Work order — Repeat all of the data word for word so that only the pictures are missing from the copy.
++++
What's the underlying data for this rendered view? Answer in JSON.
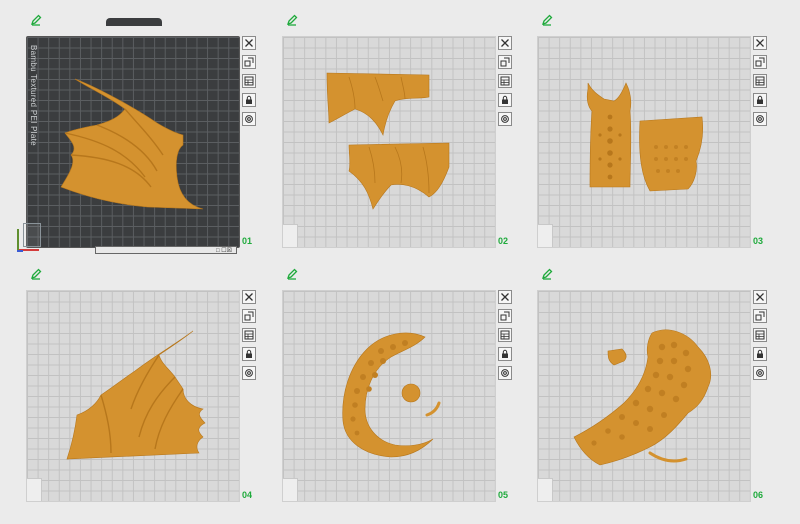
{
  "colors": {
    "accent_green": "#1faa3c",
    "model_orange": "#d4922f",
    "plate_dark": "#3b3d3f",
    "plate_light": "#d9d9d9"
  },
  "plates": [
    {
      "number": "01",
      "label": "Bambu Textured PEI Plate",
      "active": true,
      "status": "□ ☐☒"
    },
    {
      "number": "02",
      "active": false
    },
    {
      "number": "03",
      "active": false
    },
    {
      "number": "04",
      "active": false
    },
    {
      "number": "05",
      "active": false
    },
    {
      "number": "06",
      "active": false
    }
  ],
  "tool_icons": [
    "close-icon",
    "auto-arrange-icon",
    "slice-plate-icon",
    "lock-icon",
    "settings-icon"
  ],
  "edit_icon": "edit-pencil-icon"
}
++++
Written response —
What's the underlying data for this rendered view? Answer in JSON.
{
  "colors": {
    "accent_green": "#1faa3c",
    "model_orange": "#d4922f",
    "plate_dark": "#3b3d3f",
    "plate_light": "#d9d9d9"
  },
  "plates": [
    {
      "number": "01",
      "label": "Bambu Textured PEI Plate",
      "active": true,
      "status": "□ ☐☒"
    },
    {
      "number": "02",
      "active": false
    },
    {
      "number": "03",
      "active": false
    },
    {
      "number": "04",
      "active": false
    },
    {
      "number": "05",
      "active": false
    },
    {
      "number": "06",
      "active": false
    }
  ],
  "tool_icons": [
    "close-icon",
    "auto-arrange-icon",
    "slice-plate-icon",
    "lock-icon",
    "settings-icon"
  ],
  "edit_icon": "edit-pencil-icon"
}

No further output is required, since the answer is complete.